Nearly 500 police Cambridgeshire Police officers were assaulted in the course of their duties in the year to March 2021, according to Home Office figures.

The data is likely to be understated due to the number of assaults that go unreported and shows that there were 73 incidents which included injury to a constable and 419 low level assaults without injury, 492 in total.

It comes on the heels of the Federation’s recent pay and morale survey which found that 93 per cent of Cambridgeshire police officers do not feel fairly paid for the stresses and strains of their job and nearly half are worrying about money every day.

Liz explained: “Every day, our brave police officers put on the uniform and give their all to serve their communities and save lives. It is appalling that they should be attacked for nothing more than doing their job – it is completely unacceptable. The Federation will continue to push for these crimes to be treated seriously and the offenders prosecuted.

“My colleagues are really struggling with the cost of living and the stresses of a highly demanding job. To be assaulted as well is just rubbing salt into the wounds.”

Cambridgeshire Constabulary reported an increase of 121 per cent with 128 attacks recorded in the first quarter of 2021, up from 58 in 2020 and 41 in 2019.

Chief Constable Nick Dean told the media recently that the increase assaults is likely due to a rise in mental health problems over the pandemic, the reopening of the night time economy and increasing numbers of protests over issues like climate change and Black Lives Matter.

He said: “Here in Cambridgeshire, we probably have around about one assault to a police officer or police staff per day. The nature of assault can really range from very serious to what we can class as lower-tier assaults such as being pushed or kicked, or what is very prevalent – being spat at. None of that, at any level, is acceptable within policing.”

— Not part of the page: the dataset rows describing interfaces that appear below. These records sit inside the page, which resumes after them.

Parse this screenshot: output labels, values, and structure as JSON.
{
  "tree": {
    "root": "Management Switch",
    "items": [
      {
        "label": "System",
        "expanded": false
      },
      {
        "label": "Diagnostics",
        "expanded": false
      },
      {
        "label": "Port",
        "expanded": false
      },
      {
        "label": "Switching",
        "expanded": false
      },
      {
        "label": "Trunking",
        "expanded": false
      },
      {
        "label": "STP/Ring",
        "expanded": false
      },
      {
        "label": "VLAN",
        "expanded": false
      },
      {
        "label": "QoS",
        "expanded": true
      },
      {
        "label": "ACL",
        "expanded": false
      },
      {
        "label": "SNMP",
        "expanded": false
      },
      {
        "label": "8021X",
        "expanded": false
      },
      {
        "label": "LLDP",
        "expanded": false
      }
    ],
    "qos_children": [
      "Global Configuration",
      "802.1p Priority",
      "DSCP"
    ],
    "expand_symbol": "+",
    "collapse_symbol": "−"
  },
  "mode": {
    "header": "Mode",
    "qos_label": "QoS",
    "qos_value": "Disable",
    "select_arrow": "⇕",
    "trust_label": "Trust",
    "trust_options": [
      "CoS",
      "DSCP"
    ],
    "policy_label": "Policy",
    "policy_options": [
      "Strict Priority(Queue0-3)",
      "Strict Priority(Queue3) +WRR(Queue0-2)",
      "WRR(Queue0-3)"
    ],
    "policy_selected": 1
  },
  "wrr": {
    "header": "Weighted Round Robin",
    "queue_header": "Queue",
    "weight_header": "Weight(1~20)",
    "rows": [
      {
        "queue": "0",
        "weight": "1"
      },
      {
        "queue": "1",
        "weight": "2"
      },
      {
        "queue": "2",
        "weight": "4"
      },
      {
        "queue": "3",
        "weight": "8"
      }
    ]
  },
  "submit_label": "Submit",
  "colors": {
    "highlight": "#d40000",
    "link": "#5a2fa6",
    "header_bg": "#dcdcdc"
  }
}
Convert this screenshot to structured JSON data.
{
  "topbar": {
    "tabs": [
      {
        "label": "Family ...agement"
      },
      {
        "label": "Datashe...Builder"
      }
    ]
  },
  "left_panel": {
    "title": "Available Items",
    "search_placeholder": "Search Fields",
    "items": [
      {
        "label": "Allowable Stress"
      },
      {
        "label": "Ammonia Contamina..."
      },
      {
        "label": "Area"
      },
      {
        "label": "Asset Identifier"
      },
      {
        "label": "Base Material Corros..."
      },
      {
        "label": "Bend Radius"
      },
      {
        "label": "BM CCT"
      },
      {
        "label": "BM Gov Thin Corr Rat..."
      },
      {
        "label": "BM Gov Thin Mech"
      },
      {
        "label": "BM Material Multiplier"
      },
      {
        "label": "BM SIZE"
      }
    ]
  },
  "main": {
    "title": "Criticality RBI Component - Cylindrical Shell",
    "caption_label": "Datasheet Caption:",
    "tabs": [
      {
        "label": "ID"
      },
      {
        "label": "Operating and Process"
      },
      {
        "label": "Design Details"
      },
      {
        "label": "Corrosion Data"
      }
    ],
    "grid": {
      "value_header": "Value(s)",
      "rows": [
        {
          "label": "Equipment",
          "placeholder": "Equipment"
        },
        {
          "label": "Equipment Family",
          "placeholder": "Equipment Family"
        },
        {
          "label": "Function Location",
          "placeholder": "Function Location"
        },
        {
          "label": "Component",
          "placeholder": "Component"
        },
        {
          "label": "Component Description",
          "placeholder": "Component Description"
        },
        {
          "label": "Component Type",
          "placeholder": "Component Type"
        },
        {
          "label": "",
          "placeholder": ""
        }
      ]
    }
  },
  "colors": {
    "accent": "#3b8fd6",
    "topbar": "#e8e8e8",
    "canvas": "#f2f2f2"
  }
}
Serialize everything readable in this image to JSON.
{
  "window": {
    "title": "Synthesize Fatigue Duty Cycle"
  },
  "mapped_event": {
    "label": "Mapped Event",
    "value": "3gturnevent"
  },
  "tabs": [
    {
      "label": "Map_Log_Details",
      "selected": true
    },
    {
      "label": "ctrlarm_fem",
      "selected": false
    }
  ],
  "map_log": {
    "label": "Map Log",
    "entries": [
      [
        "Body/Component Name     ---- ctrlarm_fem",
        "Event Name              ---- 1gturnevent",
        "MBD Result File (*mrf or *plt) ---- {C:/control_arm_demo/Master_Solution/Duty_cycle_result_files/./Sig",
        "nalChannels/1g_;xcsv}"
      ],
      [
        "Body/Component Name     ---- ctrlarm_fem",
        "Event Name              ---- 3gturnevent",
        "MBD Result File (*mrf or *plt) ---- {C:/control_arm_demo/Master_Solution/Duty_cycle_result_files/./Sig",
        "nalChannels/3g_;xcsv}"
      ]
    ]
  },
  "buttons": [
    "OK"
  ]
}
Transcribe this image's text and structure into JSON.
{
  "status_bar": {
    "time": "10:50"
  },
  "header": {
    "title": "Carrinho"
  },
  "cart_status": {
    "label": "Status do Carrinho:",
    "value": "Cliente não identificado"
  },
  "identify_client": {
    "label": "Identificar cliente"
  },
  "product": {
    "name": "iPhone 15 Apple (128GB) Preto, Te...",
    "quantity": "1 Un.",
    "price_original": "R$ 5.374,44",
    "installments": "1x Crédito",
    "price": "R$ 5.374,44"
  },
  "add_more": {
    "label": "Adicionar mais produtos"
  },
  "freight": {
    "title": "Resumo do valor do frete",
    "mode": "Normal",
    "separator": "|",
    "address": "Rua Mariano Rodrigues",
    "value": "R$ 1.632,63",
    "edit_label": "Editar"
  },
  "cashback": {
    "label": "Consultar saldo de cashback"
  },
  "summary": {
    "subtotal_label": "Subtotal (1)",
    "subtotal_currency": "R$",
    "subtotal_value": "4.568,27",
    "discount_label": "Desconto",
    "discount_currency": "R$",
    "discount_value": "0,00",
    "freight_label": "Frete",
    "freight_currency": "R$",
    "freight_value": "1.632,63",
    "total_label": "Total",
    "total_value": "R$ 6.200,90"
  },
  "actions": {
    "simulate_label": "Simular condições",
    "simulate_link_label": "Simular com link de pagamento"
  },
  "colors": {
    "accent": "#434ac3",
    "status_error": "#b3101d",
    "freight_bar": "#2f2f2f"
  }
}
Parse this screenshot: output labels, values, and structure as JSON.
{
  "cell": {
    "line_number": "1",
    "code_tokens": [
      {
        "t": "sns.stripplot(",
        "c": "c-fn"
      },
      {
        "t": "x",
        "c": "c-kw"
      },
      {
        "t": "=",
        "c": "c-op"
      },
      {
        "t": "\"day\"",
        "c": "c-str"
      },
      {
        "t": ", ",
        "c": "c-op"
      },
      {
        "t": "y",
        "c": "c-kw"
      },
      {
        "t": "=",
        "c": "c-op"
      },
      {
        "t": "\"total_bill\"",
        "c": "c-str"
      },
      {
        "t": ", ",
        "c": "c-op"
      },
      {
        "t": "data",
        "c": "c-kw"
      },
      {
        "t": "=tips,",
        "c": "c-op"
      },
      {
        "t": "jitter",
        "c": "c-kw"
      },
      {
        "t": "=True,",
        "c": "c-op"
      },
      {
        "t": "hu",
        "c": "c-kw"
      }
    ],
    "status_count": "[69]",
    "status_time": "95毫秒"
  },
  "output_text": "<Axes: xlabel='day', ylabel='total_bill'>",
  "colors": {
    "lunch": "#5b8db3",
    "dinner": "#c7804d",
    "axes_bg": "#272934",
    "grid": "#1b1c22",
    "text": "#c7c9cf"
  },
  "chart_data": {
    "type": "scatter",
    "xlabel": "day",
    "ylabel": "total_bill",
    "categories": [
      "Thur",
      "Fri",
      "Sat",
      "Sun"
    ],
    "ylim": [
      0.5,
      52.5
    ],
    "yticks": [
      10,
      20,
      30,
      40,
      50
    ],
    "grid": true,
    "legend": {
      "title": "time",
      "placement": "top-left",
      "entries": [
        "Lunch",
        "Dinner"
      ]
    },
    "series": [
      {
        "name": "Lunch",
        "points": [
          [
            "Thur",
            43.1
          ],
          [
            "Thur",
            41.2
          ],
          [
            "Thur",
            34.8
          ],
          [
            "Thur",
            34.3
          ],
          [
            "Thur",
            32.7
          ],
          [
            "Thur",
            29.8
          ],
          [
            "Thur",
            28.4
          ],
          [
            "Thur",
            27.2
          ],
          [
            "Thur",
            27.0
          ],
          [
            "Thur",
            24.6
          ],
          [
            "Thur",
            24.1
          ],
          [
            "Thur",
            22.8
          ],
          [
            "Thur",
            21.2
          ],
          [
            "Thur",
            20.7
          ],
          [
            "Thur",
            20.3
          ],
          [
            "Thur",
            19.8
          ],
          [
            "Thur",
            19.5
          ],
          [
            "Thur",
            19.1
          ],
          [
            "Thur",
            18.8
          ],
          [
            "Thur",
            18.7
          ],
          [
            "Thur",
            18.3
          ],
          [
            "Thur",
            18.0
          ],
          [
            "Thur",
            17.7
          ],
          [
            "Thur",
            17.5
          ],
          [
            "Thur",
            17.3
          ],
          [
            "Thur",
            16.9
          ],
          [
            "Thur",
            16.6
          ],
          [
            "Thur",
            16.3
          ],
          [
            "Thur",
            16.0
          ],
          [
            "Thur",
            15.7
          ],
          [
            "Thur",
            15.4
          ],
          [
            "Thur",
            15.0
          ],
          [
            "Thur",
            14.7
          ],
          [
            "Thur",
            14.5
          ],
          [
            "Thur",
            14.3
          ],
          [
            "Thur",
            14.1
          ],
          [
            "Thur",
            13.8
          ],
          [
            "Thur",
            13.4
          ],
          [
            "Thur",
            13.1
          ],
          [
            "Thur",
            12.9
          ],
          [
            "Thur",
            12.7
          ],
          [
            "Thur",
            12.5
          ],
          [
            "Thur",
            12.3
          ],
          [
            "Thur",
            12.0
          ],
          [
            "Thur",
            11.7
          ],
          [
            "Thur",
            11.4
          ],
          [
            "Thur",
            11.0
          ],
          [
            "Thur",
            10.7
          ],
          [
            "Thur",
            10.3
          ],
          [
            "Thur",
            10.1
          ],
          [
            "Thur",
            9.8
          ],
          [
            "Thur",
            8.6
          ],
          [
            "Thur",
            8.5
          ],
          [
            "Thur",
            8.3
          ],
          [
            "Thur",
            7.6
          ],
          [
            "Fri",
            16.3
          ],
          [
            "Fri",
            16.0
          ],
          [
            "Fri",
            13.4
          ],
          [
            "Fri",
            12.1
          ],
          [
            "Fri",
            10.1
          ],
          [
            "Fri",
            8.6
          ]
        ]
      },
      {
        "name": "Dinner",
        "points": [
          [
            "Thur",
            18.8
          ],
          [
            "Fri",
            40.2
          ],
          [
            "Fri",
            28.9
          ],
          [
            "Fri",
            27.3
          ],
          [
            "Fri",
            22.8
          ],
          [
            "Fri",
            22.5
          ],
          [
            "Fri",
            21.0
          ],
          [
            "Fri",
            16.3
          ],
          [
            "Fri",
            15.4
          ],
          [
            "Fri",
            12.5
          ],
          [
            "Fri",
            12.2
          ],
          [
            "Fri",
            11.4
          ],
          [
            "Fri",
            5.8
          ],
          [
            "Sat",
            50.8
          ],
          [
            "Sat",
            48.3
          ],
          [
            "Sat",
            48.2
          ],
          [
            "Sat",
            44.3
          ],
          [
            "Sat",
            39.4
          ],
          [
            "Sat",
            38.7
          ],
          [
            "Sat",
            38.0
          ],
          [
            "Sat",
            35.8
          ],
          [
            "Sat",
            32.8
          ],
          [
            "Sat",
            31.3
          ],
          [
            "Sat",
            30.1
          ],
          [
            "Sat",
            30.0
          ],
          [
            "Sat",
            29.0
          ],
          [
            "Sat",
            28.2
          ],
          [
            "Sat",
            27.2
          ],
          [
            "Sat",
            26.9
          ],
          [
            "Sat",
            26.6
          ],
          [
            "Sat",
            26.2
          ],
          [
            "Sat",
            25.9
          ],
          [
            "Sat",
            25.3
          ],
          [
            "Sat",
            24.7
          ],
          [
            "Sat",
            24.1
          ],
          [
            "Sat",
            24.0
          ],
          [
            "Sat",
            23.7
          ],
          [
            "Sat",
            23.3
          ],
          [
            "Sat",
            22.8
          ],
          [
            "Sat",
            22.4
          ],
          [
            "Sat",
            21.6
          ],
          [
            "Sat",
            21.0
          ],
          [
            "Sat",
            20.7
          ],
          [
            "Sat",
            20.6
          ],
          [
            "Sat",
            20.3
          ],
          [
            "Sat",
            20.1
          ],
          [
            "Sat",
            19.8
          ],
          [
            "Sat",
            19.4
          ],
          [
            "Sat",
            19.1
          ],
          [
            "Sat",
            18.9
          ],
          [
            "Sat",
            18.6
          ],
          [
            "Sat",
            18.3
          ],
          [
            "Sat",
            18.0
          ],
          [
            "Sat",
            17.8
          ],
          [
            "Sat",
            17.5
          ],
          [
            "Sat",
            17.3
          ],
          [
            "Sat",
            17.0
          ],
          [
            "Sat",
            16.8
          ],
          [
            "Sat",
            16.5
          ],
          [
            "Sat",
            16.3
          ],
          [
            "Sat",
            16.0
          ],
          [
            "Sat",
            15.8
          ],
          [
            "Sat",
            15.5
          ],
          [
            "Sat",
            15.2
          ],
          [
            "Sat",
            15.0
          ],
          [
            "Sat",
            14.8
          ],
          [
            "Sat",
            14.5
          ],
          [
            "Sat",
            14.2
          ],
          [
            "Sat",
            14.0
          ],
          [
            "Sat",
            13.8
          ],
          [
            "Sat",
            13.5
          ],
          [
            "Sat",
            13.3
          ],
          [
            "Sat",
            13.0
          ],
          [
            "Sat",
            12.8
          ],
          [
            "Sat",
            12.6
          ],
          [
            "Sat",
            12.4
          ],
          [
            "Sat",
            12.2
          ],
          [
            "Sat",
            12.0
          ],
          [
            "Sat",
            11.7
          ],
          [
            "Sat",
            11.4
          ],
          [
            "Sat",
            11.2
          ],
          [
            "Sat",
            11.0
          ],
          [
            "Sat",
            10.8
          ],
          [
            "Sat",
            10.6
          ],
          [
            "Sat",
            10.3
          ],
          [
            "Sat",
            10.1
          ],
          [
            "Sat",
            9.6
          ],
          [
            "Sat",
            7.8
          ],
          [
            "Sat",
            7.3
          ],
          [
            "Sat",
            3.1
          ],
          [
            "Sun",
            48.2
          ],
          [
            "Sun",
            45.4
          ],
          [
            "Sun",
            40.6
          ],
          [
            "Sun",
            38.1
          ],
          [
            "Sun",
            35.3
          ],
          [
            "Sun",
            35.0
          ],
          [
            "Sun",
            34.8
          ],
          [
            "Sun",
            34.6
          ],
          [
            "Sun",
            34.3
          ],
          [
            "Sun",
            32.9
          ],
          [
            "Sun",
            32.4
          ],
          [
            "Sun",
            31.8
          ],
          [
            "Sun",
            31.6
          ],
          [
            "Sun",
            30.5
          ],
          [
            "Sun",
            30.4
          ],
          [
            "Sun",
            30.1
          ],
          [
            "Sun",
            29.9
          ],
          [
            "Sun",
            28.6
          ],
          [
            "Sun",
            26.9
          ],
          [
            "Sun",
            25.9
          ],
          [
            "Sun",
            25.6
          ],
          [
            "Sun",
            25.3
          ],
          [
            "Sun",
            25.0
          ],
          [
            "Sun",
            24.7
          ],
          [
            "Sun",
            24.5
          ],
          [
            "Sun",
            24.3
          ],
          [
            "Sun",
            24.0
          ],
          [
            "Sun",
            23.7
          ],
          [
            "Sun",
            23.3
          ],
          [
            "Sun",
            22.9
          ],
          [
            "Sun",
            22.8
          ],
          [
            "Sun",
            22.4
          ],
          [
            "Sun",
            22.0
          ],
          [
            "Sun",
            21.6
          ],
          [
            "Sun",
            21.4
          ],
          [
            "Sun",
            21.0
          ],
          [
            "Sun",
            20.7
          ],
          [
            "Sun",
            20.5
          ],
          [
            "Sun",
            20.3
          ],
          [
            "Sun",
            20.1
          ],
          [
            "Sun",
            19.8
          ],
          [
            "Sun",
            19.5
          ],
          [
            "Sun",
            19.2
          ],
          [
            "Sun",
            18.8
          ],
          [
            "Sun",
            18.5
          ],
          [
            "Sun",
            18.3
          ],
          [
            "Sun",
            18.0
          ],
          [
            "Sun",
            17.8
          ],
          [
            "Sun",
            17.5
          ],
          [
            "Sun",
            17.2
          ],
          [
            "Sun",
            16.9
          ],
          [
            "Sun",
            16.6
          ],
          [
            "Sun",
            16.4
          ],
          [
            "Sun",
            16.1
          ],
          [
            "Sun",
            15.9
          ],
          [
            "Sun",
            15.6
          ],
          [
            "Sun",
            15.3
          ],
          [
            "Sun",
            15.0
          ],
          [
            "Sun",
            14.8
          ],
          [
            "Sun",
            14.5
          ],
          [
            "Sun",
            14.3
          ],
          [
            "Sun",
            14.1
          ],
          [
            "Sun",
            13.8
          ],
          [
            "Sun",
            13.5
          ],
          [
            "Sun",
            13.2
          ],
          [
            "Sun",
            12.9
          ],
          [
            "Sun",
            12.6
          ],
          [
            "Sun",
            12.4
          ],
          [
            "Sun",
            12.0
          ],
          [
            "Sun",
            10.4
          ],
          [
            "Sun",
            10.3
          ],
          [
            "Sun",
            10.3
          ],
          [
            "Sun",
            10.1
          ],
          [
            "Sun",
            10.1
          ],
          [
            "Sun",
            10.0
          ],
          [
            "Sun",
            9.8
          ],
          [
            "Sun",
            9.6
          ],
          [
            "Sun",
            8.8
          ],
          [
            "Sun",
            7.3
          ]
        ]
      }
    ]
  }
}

Mr Dean told the Press Association about PC Leo Clarke, who was just 18 months into his career when was assaulted so badly that he suffered a bleed on the brain, which left him needing an operation.

The young officer, who was 24 at the time of the assault, was attacked by a man in the grips of a mental health crisis and suffered several blows to the head. Later, at Thorpe Wood Police Station he started to feel unwell and required emergency surgery.

His attacker admitted causing grievous bodily harm without intent and was sentenced 20 months at Peterborough Crown Court, while PC Clarke was later nominated for a Police Federation bravery award.

Mr Dean said: “There’s no prouder moment as a chief than to welcome new officers into the organisation. But when you see sometime later – in this officer’s case a very short time later – that they have encountered a violent incident as a result, then it does have an impact.

“It has an impact on the officer, it has an impact on their family and friends, and I have to say it has an impact upon the organisation. From the feedback from the community, it has an impact on them too.”

Overall, there were almost 37,000 assaults on police officers in England and Wales (including British Transport) during 2021 which was a 21 per cent increase in crimes of “assault without injury on a constable” and 1.2 per cent rise of crimes which resulted in injury.